Trey and his son, Kyle, were on hand to greet us at Falcon Lake.
Day one on Falcon was under less than ideal conditions (at least for Falcon) with wind and a bit of cloud cover which put the fish, most of who were staging to spawn, off the bite a little. This actually worked in the favor for the tests however, as it became increasingly evident it was going to take a very sensitive stick to detect the subtle takes and the Zbone blanks were more than up to the task.
Kyle is quite the angler!
At the core of every ZBone rod is a blank rolled by Gary Loomis’s new factory, North Fork Composites. Trey told us only Gary Loomis could build a blank to the performance specifications he needed to make his ZBone line of rods a success. Specifications that include both intermediate (30 Ton NFC Next IM = Zbone ST) and high modulus blanks (40 Ton NFC HM = Zbone LE) rolled with supple tips, forgiving, yet unyielding backbones that will hold together beyond performance specifications together in an overall weight that is among the most competitive in the industry. It’s taken several iterations to get it right, but with Gary Loomis’s help, Trey finally believes they have the final blanks to produce the rods he had envisioned.
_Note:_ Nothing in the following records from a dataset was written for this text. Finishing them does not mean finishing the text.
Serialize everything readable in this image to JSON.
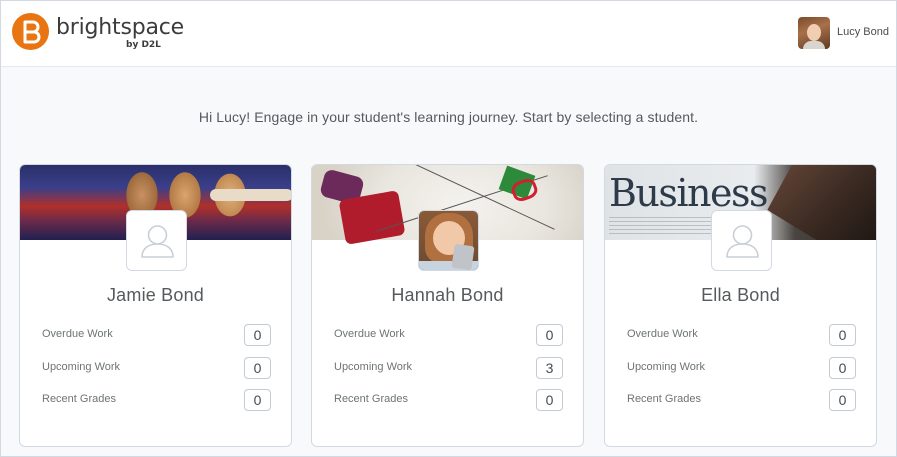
{
  "header": {
    "logo_text": "brightspace",
    "logo_sub": "by D2L",
    "user_name": "Lucy Bond"
  },
  "greeting": "Hi Lucy! Engage in your student's learning journey. Start by selecting a student.",
  "stat_labels": {
    "overdue": "Overdue Work",
    "upcoming": "Upcoming Work",
    "grades": "Recent Grades"
  },
  "students": [
    {
      "name": "Jamie Bond",
      "overdue": "0",
      "upcoming": "0",
      "grades": "0",
      "avatar": "placeholder-person-icon",
      "banner": "abacus"
    },
    {
      "name": "Hannah Bond",
      "overdue": "0",
      "upcoming": "3",
      "grades": "0",
      "avatar": "photo",
      "banner": "craft"
    },
    {
      "name": "Ella Bond",
      "overdue": "0",
      "upcoming": "0",
      "grades": "0",
      "avatar": "placeholder-person-icon",
      "banner": "newspaper"
    }
  ],
  "banner_text": {
    "newspaper": "Business"
  },
  "colors": {
    "brand": "#e87511",
    "text": "#565a5c",
    "border": "#d3d9e3"
  }
}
Falcon Lake giveth and Falcon Lake taketh away... Trey battling a fish estimated at least eight pounds that got away from us in the brush.